Like Delaware Tea Party darling Christine O'Donnell, who memorably taped an ad for her U.S. Senate bid coyly declaring, "I'm You," politicians spend their campaigns desperately trying to pretend they are ordinary folk. But when it comes time to decorate their offices, the theme is often "I am so not you!" Stroll through any senator's office and you'll find scores of mini museums doubling as waiting rooms. The content of their exhibits varies widely, ranging from historical artifacts and sports memorabilia to expansive ego walls dedicated only to themselves.
There's nothing wrong with being proud of a career achievement or showing off the time you met a celebrity at a charity golf tournament. But when do a few photos or plaques transmogrify into a self-aggrandizing shrine? Where is the line between modest pride and out-of-control egomania?
In a quest to find out, we developed the Senate Vanity Index, a formula that measures the level of egotism displayed in each senator's lobby, the part of his or her office open to the public. (Here's a look at the math—really!—behind our formula.

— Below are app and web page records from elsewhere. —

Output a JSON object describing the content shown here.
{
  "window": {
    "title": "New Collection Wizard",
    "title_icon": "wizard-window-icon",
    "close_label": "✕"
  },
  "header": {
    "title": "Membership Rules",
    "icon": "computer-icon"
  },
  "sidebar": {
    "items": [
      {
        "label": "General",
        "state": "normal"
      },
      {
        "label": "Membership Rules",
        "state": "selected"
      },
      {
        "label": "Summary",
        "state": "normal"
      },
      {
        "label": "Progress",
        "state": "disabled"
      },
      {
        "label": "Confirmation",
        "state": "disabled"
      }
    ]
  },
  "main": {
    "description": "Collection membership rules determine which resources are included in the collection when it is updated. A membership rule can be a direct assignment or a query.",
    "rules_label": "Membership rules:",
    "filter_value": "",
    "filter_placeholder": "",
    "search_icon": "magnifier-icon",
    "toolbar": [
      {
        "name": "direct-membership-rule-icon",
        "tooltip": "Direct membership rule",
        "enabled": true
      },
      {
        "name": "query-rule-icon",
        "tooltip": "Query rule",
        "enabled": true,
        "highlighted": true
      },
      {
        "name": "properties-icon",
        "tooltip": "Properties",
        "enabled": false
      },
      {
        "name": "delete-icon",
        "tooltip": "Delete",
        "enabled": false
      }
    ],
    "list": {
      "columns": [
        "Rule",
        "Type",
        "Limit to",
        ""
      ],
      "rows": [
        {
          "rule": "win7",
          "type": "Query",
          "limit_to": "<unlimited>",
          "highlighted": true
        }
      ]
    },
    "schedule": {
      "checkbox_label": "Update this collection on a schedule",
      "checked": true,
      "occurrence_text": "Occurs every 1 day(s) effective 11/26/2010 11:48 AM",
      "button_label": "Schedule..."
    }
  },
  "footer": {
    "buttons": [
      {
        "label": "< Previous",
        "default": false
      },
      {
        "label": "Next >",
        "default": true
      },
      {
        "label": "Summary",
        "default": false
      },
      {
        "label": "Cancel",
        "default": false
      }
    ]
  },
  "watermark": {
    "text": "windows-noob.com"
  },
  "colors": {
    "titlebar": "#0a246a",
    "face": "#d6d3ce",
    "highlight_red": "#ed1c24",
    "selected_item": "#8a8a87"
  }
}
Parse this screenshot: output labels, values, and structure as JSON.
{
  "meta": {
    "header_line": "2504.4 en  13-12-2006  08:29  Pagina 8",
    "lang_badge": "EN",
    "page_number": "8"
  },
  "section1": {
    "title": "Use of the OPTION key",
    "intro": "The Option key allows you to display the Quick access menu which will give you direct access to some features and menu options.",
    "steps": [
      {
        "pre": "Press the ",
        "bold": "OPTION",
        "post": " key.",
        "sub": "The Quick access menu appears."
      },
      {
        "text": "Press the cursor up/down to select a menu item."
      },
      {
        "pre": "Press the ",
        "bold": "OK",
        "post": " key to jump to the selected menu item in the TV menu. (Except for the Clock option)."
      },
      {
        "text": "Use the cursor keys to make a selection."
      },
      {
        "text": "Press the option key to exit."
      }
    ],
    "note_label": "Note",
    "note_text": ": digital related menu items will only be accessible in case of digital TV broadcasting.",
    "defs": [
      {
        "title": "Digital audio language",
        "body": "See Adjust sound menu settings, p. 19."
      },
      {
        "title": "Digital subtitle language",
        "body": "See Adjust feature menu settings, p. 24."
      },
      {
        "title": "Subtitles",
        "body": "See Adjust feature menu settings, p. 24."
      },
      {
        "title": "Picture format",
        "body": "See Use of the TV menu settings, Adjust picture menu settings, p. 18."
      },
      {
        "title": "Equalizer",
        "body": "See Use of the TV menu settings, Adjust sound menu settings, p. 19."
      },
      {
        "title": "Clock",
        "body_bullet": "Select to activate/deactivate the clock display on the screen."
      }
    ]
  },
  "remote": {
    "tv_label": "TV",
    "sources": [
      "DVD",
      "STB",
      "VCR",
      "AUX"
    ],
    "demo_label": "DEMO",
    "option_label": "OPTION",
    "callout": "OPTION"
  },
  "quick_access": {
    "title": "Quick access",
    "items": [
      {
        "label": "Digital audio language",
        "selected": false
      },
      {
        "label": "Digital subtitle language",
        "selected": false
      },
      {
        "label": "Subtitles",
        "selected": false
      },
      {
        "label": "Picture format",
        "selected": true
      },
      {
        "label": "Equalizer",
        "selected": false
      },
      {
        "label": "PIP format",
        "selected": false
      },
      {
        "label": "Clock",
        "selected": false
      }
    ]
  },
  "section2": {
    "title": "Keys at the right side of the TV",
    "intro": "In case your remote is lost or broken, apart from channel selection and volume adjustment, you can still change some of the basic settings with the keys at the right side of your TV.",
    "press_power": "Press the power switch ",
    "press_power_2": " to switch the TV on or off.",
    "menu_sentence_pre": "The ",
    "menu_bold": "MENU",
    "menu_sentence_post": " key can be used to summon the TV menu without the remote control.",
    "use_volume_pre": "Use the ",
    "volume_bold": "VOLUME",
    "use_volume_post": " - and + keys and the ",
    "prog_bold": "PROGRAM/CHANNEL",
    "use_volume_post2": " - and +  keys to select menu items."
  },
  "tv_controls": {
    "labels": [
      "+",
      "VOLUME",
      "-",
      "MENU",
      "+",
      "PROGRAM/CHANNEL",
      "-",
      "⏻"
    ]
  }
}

And here's the raw data, in convenient spreadsheet form.) Visiting all 100 offices, we counted every award and picture on the walls—giving special weight to each senator's poses with celebrities, presidents, and foreign dignitaries. We make no claims that our vanity formula is flawless. But we do feel comfortable declaring that we have found a truly bipartisan issue: Of the top 10 egos in our rankings, five are Republicans, four are Democrats, and one is an independent who caucuses with the Democrats.
Six of those top 10 have run for president, but four are leaving office, meaning that some of the Senate's most spectacular ego walls will soon be dismantled. Fortunately, we have captured them for posterity—as well as several more exhibitions of senatorial splendor. View a slide show featuring the top 10 egos in the Senate, as well as a special bonus of some rare displays of modesty.